  • I cannot wait until we leave for our trip to Florida; we are driving in order to see all the sights.

Rule #3

Use a semicolon to join independent clauses separated by a conjunctive adverb or a transitional expression. Conjunctive adverbs are adverbs that act as a conjunction to join independent clauses. These include also, accordingly, besides, however, furthermore, consequently, instead, otherwise, etc.

Transitional expressions can also connect independent clauses using expressions such as, at this time, as a result, first, for instance, in fact, on the other hand, second, and that is. 

Always be sure that an independent clause lies on either side of the semicolon for proper use; otherwise, use a comma (see what I did there?).

For example:

  • The sunset was spectacularly beautiful on the cloudless horizon; however, we planned on rain the following morning despite the clear skies. 
  • She really could be challenging to get along with for group work; on the other hand, her stubbornness got everyone to pull their full weight. 

Rule #4

Use semicolons to help avoid confusion if an independent clause already contains a comma. If two independent clauses are joined by a coordinating conjunction, but one or both of the clauses already contains a comma, a semicolon can be placed before the conjunction in place of another comma to avoid confusion. 

For example:

  • We planned on tubing, hiking, and skiing at our favorite hill last winter; but the winter storms were so bad, the roads up to the hill were closed half the season. 

Rule #5

Use a semicolon between items in a series if the items also contain commas. The items often contain either nonessential appositives, participial phrases, or adjective clauses. See examples of each, in order, below:

  • I emailed thank you letters to Ms. Herrera, the math teacher; Mr. Dodson; the science teacher; and Ms. White, the social studies teacher. 
  • I got no sleep last night due to my neighbor, playing loud music; my dog, howling along with it; and the full moon, shining in my window. 
  • The used bike I bought has tires with aggressive treads, which are brand new; a leather seat, which was custom fit; and cushioned handlebars, which help with my arthritic grip. 

Commonly Asked Questions

There are a few commonly asked questions surrounding semicolon use that may still need clarifying. Check out these answers to help ensure you use a semicolon correctly. 

Do You Capitalize After a Semicolon?

In short, no. Never capitalize after a semicolon since the clause following its use has been conjoined with the previous clause to create a complete sentence. 

Does a Semicolon Mean and or or?

Even though a semicolon technically replaces a coordinating conjunction, that does not mean it means the word it has replaced.

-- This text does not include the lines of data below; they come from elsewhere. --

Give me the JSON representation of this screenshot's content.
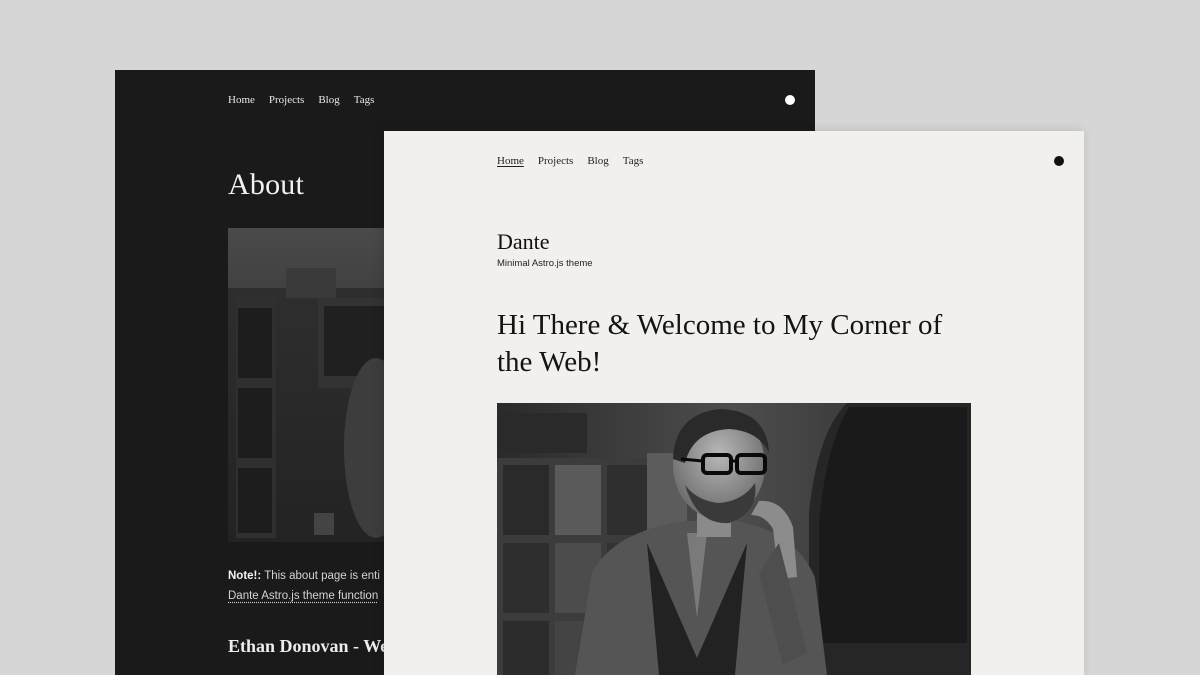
{
  "dark_page": {
    "nav": [
      "Home",
      "Projects",
      "Blog",
      "Tags"
    ],
    "title": "About",
    "note_label": "Note!:",
    "note_text": " This about page is enti",
    "note_link": "Dante Astro.js theme function",
    "person_heading": "Ethan Donovan - We",
    "colors": {
      "background": "#1a1a1a",
      "text": "#f2f2f2",
      "toggle": "#ffffff"
    }
  },
  "light_page": {
    "nav": [
      "Home",
      "Projects",
      "Blog",
      "Tags"
    ],
    "active_nav": "Home",
    "site_name": "Dante",
    "site_tagline": "Minimal Astro.js theme",
    "hero_title": "Hi There & Welcome to My Corner of the Web!",
    "colors": {
      "background": "#f1f0ec",
      "text": "#141414",
      "toggle": "#111111"
    }
  },
  "icons": {
    "theme_toggle": "circle-dot-icon"
  },
  "background_color": "#d6d6d6"
}
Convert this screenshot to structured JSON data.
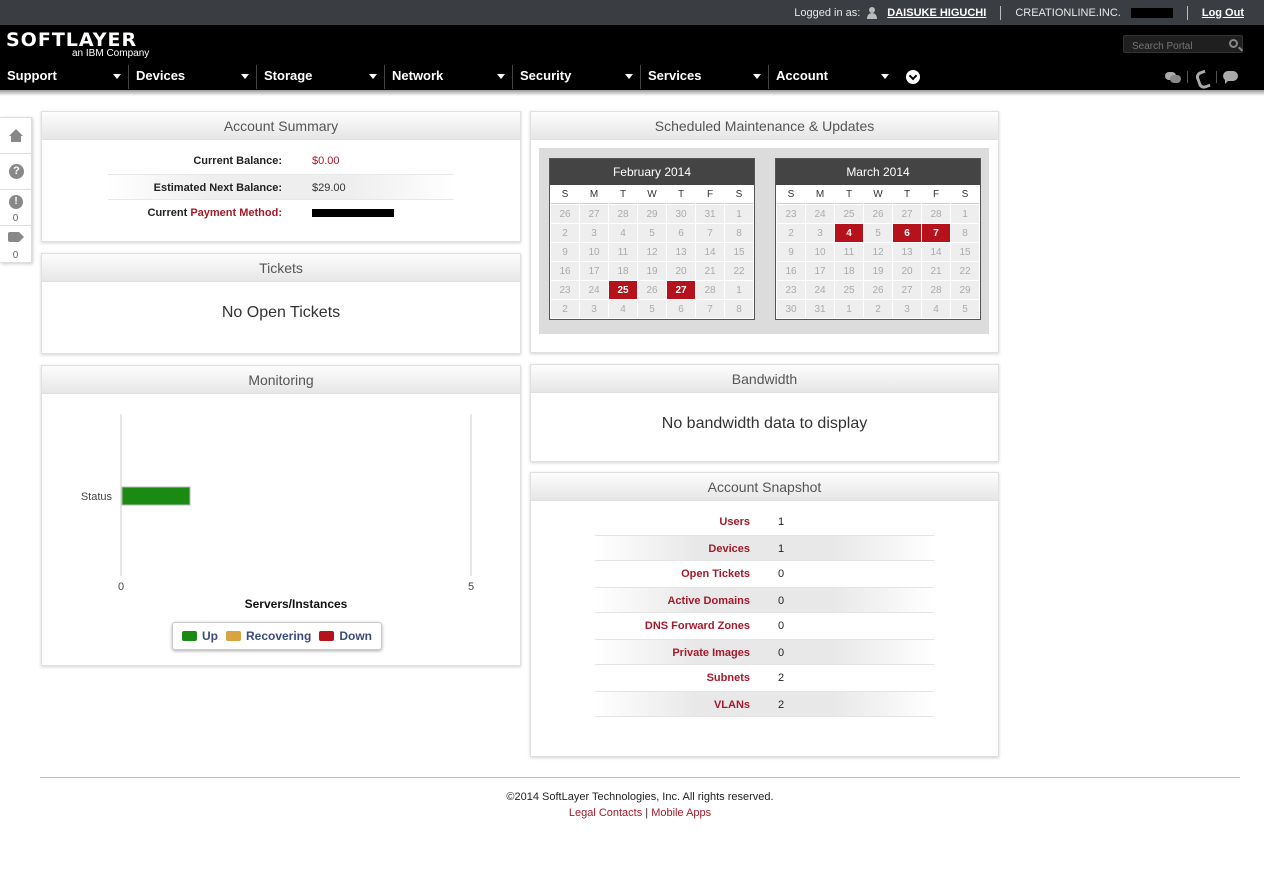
{
  "topbar": {
    "logged_in_label": "Logged in as:",
    "user": "DAISUKE HIGUCHI",
    "company": "CREATIONLINE.INC.",
    "logout": "Log Out"
  },
  "logo": {
    "brand": "SOFTLAYER",
    "sub": "an IBM Company"
  },
  "search": {
    "placeholder": "Search Portal"
  },
  "nav": [
    "Support",
    "Devices",
    "Storage",
    "Network",
    "Security",
    "Services",
    "Account"
  ],
  "sidebar": {
    "alerts_count": "0",
    "tags_count": "0"
  },
  "account_summary": {
    "title": "Account Summary",
    "rows": [
      {
        "label": "Current Balance:",
        "value": "$0.00"
      },
      {
        "label": "Estimated Next Balance:",
        "value": "$29.00"
      },
      {
        "label_prefix": "Current",
        "label_link": "Payment Method",
        "label_suffix": ":"
      }
    ]
  },
  "tickets": {
    "title": "Tickets",
    "empty": "No Open Tickets"
  },
  "monitoring": {
    "title": "Monitoring",
    "legend": [
      "Up",
      "Recovering",
      "Down"
    ]
  },
  "chart_data": {
    "type": "bar",
    "orientation": "horizontal",
    "categories": [
      "Status"
    ],
    "series": [
      {
        "name": "Up",
        "values": [
          1
        ],
        "color": "#1a8a12"
      },
      {
        "name": "Recovering",
        "values": [
          0
        ],
        "color": "#d9a440"
      },
      {
        "name": "Down",
        "values": [
          0
        ],
        "color": "#b5121b"
      }
    ],
    "xlabel": "Servers/Instances",
    "xlim": [
      0,
      5
    ],
    "xticks": [
      "0",
      "5"
    ],
    "legend_position": "bottom"
  },
  "maintenance": {
    "title": "Scheduled Maintenance & Updates",
    "weekdays": [
      "S",
      "M",
      "T",
      "W",
      "T",
      "F",
      "S"
    ],
    "calendars": [
      {
        "month": "February 2014",
        "weeks": [
          [
            "26",
            "27",
            "28",
            "29",
            "30",
            "31",
            "1"
          ],
          [
            "2",
            "3",
            "4",
            "5",
            "6",
            "7",
            "8"
          ],
          [
            "9",
            "10",
            "11",
            "12",
            "13",
            "14",
            "15"
          ],
          [
            "16",
            "17",
            "18",
            "19",
            "20",
            "21",
            "22"
          ],
          [
            "23",
            "24",
            "25",
            "26",
            "27",
            "28",
            "1"
          ],
          [
            "2",
            "3",
            "4",
            "5",
            "6",
            "7",
            "8"
          ]
        ],
        "highlight": [
          [
            4,
            2
          ],
          [
            4,
            4
          ]
        ]
      },
      {
        "month": "March 2014",
        "weeks": [
          [
            "23",
            "24",
            "25",
            "26",
            "27",
            "28",
            "1"
          ],
          [
            "2",
            "3",
            "4",
            "5",
            "6",
            "7",
            "8"
          ],
          [
            "9",
            "10",
            "11",
            "12",
            "13",
            "14",
            "15"
          ],
          [
            "16",
            "17",
            "18",
            "19",
            "20",
            "21",
            "22"
          ],
          [
            "23",
            "24",
            "25",
            "26",
            "27",
            "28",
            "29"
          ],
          [
            "30",
            "31",
            "1",
            "2",
            "3",
            "4",
            "5"
          ]
        ],
        "highlight": [
          [
            1,
            2
          ],
          [
            1,
            4
          ],
          [
            1,
            5
          ]
        ]
      }
    ]
  },
  "bandwidth": {
    "title": "Bandwidth",
    "empty": "No bandwidth data to display"
  },
  "snapshot": {
    "title": "Account Snapshot",
    "rows": [
      {
        "label": "Users",
        "value": "1"
      },
      {
        "label": "Devices",
        "value": "1"
      },
      {
        "label": "Open Tickets",
        "value": "0"
      },
      {
        "label": "Active Domains",
        "value": "0"
      },
      {
        "label": "DNS Forward Zones",
        "value": "0"
      },
      {
        "label": "Private Images",
        "value": "0"
      },
      {
        "label": "Subnets",
        "value": "2"
      },
      {
        "label": "VLANs",
        "value": "2"
      }
    ]
  },
  "footer": {
    "copyright": "©2014 SoftLayer Technologies, Inc. All rights reserved.",
    "legal": "Legal Contacts",
    "separator": "|",
    "mobile": "Mobile Apps"
  }
}
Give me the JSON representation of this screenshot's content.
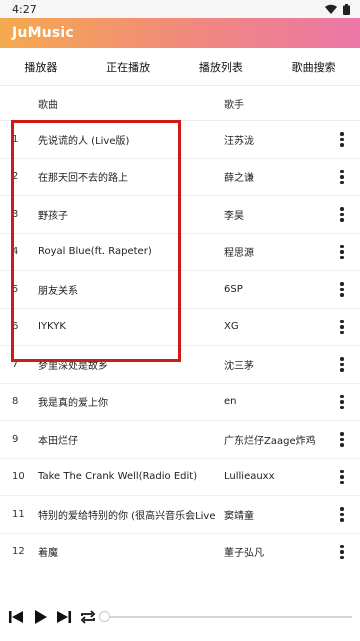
{
  "status_bar": {
    "time": "4:27"
  },
  "app": {
    "title": "JuMusic"
  },
  "tabs": [
    {
      "label": "播放器"
    },
    {
      "label": "正在播放"
    },
    {
      "label": "播放列表"
    },
    {
      "label": "歌曲搜索"
    }
  ],
  "table": {
    "headers": {
      "title": "歌曲",
      "artist": "歌手"
    },
    "rows": [
      {
        "num": "1",
        "title": "先说谎的人 (Live版)",
        "artist": "汪苏泷"
      },
      {
        "num": "2",
        "title": "在那天回不去的路上",
        "artist": "薛之谦"
      },
      {
        "num": "3",
        "title": "野孩子",
        "artist": "李昊"
      },
      {
        "num": "4",
        "title": "Royal Blue(ft. Rapeter)",
        "artist": "程思源"
      },
      {
        "num": "5",
        "title": "朋友关系",
        "artist": "6SP"
      },
      {
        "num": "6",
        "title": "IYKYK",
        "artist": "XG"
      },
      {
        "num": "7",
        "title": "梦里深处是故乡",
        "artist": "沈三茅"
      },
      {
        "num": "8",
        "title": "我是真的爱上你",
        "artist": "en"
      },
      {
        "num": "9",
        "title": "本田烂仔",
        "artist": "广东烂仔Zaage炸鸡"
      },
      {
        "num": "10",
        "title": "Take The Crank Well(Radio Edit)",
        "artist": "Lullieauxx"
      },
      {
        "num": "11",
        "title": "特别的爱给特别的你 (很高兴音乐会Live",
        "artist": "窦靖童"
      },
      {
        "num": "12",
        "title": "着魔",
        "artist": "董子弘凡"
      }
    ]
  },
  "player": {
    "progress_fraction": 0.0
  },
  "colors": {
    "accent_start": "#f5a94e",
    "accent_end": "#ec77a8",
    "highlight": "#d01919"
  }
}
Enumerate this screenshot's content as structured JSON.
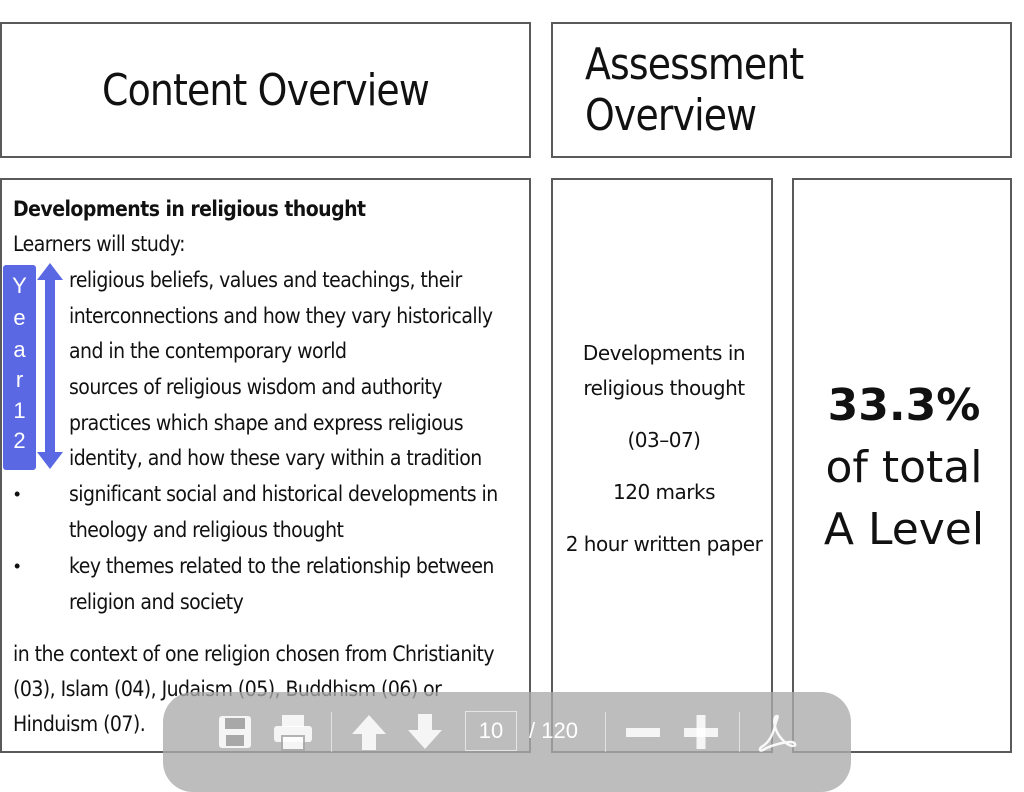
{
  "headers": {
    "content": "Content Overview",
    "assessment": "Assessment Overview"
  },
  "content": {
    "title": "Developments in religious thought",
    "intro": "Learners will study:",
    "lines": [
      "religious beliefs, values and teachings, their",
      "interconnections and how they vary historically",
      "and in the contemporary world",
      "sources of religious wisdom and authority",
      "practices which shape and express religious",
      "identity, and how these vary within a tradition",
      "significant social and historical developments in",
      "theology and religious thought",
      "key themes related to the relationship between",
      "religion and society"
    ],
    "bullet": "•",
    "context": [
      "in the context of one religion chosen from Christianity",
      "(03), Islam (04), Judaism (05), Buddhism (06) or",
      "Hinduism (07)."
    ],
    "year_badge": [
      "Y",
      "e",
      "a",
      "r",
      "1",
      "2"
    ]
  },
  "assessment": {
    "title_line1": "Developments in",
    "title_line2": "religious thought",
    "codes": "(03–07)",
    "marks": "120 marks",
    "paper": "2 hour written paper"
  },
  "weighting": {
    "percent": "33.3%",
    "line2": "of total",
    "line3": "A Level"
  },
  "toolbar": {
    "current_page": "10",
    "total_pages": "/ 120",
    "icons": [
      "save-icon",
      "print-icon",
      "previous-page-icon",
      "next-page-icon",
      "zoom-out-icon",
      "zoom-in-icon",
      "acrobat-icon"
    ]
  }
}
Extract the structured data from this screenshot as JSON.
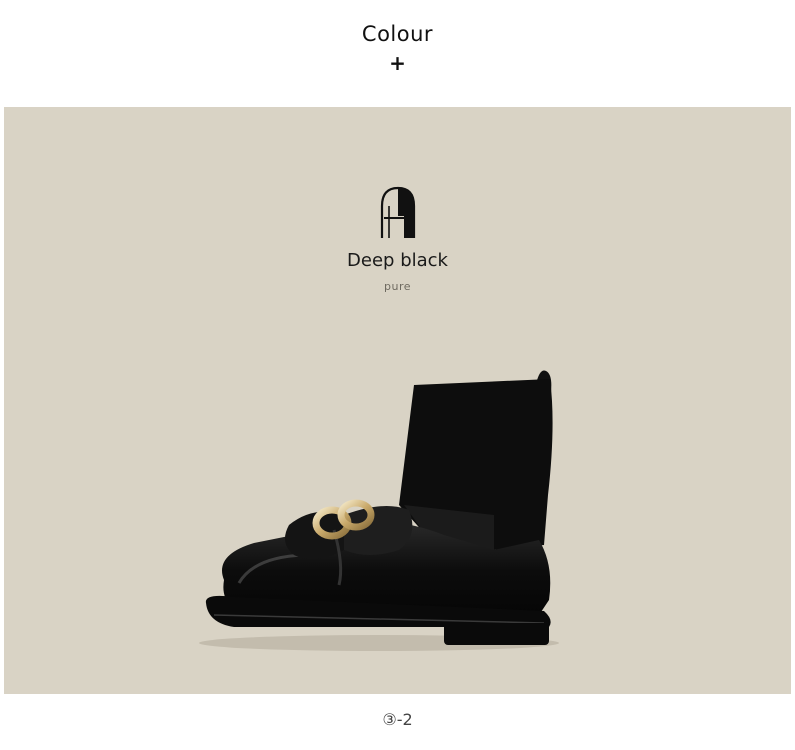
{
  "header": {
    "title": "Colour",
    "plus": "+"
  },
  "product": {
    "color_name": "Deep black",
    "color_sub": "pure",
    "image_icon": "ankle-boot-image",
    "logo_icon": "brand-arch-logo-icon",
    "panel_color": "#d9d3c5"
  },
  "footer": {
    "page_label": "③-2"
  }
}
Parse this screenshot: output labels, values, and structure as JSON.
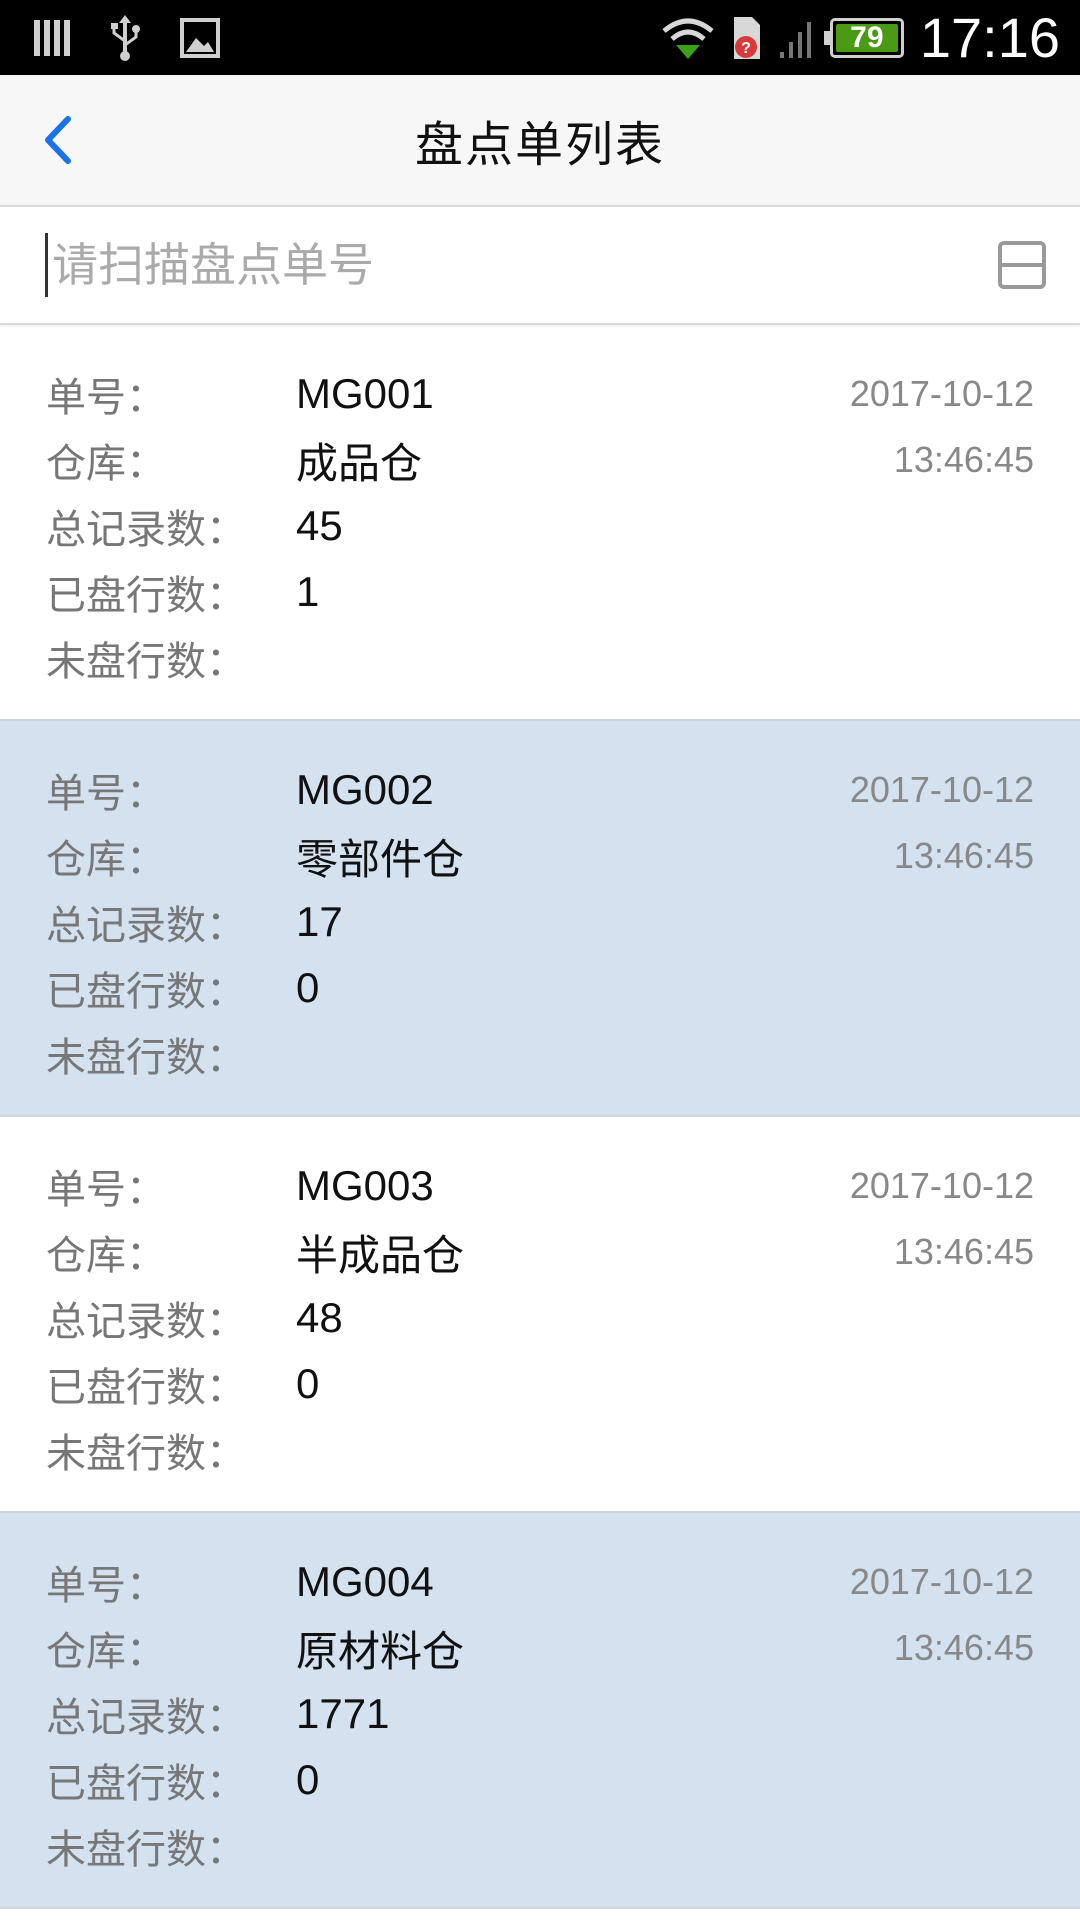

What’s the Difference Between a Colon and a Semicolon?

Whereas a semicolon works to conjoin two independent clauses and help avoid confusion when too many commas are present in a sentence, a colon acts as an introductory device to help the reader look ahead to additional information. A colon also does not require the use of independent clauses for proper use and can be used with single words where appropriate. 

When to Use a Semicolon in Writing – Sentence Examples

Those drinking more than six cups of coffee a day were at 40 percent lower risk for diabetes than nondrinkers; the figure for those who drank less than a cup per day was just 4 percent. [New York Times]

Without the document of 1787, there would have been no United States; with it, the conflict over slavery as the nation expanded became inevitable . . . [You Don’t Say]

Ms. Milgram, citing her oversight responsibilities for New Jersey nonprofits, filed suit on Sept. 17, naming Dr. Raveché; Lawrence T. Babbio Jr., the chairman of the institute’s board and a former Verizon president; and the Stevens trustees as defendants. [New York Times]

Yes, he had legislative victories; but he didn’t show that Congress can make hard choices and act responsibly, because he never asked it to. [New York Times]

Let’s Review

Semicolons are powerful punctuation marks used to bring together two independent clauses that are related to one another. Its use helps highlight that there is additional information to be had about the sentence subject. 

You can also use it to help clarify sentences that already have commas, and the addition of yet another would confuse the reader.